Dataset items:
※

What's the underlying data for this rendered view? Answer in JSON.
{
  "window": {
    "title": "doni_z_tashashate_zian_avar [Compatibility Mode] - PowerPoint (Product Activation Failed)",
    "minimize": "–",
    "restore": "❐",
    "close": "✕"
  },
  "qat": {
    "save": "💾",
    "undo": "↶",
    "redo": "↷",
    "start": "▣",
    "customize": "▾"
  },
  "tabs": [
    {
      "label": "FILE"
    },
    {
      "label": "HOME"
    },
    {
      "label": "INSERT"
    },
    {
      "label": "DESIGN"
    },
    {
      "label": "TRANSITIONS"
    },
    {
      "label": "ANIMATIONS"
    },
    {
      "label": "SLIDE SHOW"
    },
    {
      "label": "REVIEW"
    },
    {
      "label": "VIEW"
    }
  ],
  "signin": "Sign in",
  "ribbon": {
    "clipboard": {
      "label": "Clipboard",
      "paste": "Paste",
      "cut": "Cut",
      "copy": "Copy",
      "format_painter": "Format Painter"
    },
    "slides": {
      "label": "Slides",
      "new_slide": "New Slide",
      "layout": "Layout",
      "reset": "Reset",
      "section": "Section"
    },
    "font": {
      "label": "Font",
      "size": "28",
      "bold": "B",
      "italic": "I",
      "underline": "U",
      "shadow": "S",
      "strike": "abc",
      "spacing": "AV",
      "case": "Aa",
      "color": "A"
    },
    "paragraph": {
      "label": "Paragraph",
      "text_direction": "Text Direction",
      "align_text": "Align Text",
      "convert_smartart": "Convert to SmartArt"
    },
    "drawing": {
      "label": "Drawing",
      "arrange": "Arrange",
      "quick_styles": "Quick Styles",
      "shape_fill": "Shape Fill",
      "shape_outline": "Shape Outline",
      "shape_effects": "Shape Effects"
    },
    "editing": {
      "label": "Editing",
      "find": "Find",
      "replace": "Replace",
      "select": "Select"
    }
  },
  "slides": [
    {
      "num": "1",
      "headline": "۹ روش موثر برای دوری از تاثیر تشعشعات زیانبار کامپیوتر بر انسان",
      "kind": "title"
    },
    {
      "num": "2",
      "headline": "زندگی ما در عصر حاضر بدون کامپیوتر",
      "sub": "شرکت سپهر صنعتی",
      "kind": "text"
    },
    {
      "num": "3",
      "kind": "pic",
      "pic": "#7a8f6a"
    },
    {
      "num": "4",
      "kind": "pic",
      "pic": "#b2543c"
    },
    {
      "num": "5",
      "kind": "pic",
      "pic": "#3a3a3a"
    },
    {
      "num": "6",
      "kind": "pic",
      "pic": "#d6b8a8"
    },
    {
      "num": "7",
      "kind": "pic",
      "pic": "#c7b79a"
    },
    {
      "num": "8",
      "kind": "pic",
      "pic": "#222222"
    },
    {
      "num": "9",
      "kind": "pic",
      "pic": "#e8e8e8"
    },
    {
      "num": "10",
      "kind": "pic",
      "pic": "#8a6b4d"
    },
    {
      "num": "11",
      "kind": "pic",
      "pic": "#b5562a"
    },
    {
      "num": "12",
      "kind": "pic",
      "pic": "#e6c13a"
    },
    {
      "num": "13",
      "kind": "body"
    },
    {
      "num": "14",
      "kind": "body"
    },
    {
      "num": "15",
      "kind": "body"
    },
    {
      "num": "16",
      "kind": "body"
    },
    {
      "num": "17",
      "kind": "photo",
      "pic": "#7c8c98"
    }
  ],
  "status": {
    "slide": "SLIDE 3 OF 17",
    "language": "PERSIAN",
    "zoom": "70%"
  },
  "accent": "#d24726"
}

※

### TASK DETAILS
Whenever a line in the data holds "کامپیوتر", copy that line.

### RESULT BELOW
      "headline": "۹ روش موثر برای دوری از تاثیر تشعشعات زیانبار کامپیوتر بر انسان",
      "headline": "زندگی ما در عصر حاضر بدون کامپیوتر",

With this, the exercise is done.